◆ **What you have to do**
Each record is to be printed exactly as given, down to the last mark.

◆ **Supplied data**
____
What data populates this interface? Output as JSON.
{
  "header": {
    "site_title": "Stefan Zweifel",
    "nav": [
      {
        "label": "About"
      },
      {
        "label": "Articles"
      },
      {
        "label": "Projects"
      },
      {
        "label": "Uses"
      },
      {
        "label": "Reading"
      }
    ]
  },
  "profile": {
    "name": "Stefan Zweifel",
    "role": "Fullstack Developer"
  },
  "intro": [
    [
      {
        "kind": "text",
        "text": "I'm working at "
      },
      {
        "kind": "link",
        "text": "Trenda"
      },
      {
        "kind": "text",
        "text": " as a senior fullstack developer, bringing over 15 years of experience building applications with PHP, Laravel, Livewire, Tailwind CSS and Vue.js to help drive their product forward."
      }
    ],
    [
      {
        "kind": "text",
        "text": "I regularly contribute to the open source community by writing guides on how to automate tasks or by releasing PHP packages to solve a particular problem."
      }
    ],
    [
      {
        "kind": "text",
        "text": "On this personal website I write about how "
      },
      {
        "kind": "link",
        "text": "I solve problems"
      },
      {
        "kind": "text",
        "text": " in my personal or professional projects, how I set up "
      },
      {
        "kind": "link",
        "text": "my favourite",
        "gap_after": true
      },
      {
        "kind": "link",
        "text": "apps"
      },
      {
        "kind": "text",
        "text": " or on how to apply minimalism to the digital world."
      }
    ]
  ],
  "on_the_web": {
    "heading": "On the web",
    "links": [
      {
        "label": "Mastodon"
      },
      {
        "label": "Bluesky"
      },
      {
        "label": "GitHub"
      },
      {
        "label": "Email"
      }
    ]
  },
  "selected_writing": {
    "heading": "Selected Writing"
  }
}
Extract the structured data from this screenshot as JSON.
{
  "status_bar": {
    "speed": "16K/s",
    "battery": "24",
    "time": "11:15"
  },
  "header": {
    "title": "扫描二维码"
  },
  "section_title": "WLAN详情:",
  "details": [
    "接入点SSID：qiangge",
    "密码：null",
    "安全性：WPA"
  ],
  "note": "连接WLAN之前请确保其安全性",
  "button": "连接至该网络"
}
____
◆ **Result of this task**
What data populates this interface? Output as JSON.
{
  "header": {
    "site_title": "Stefan Zweifel",
    "nav": [
      {
        "label": "About"
      },
      {
        "label": "Articles"
      },
      {
        "label": "Projects"
      },
      {
        "label": "Uses"
      },
      {
        "label": "Reading"
      }
    ]
  },
  "profile": {
    "name": "Stefan Zweifel",
    "role": "Fullstack Developer"
  },
  "intro": [
    [
      {
        "kind": "text",
        "text": "I'm working at "
      },
      {
        "kind": "link",
        "text": "Trenda"
      },
      {
        "kind": "text",
        "text": " as a senior fullstack developer, bringing over 15 years of experience building applications with PHP, Laravel, Livewire, Tailwind CSS and Vue.js to help drive their product forward."
      }
    ],
    [
      {
        "kind": "text",
        "text": "I regularly contribute to the open source community by writing guides on how to automate tasks or by releasing PHP packages to solve a particular problem."
      }
    ],
    [
      {
        "kind": "text",
        "text": "On this personal website I write about how "
      },
      {
        "kind": "link",
        "text": "I solve problems"
      },
      {
        "kind": "text",
        "text": " in my personal or professional projects, how I set up "
      },
      {
        "kind": "link",
        "text": "my favourite",
        "gap_after": true
      },
      {
        "kind": "link",
        "text": "apps"
      },
      {
        "kind": "text",
        "text": " or on how to apply minimalism to the digital world."
      }
    ]
  ],
  "on_the_web": {
    "heading": "On the web",
    "links": [
      {
        "label": "Mastodon"
      },
      {
        "label": "Bluesky"
      },
      {
        "label": "GitHub"
      },
      {
        "label": "Email"
      }
    ]
  },
  "selected_writing": {
    "heading": "Selected Writing"
  }
}
Extract the structured data from this screenshot as JSON.
{
  "status_bar": {
    "speed": "16K/s",
    "battery": "24",
    "time": "11:15"
  },
  "header": {
    "title": "扫描二维码"
  },
  "section_title": "WLAN详情:",
  "details": [
    "接入点SSID：qiangge",
    "密码：null",
    "安全性：WPA"
  ],
  "note": "连接WLAN之前请确保其安全性",
  "button": "连接至该网络"
}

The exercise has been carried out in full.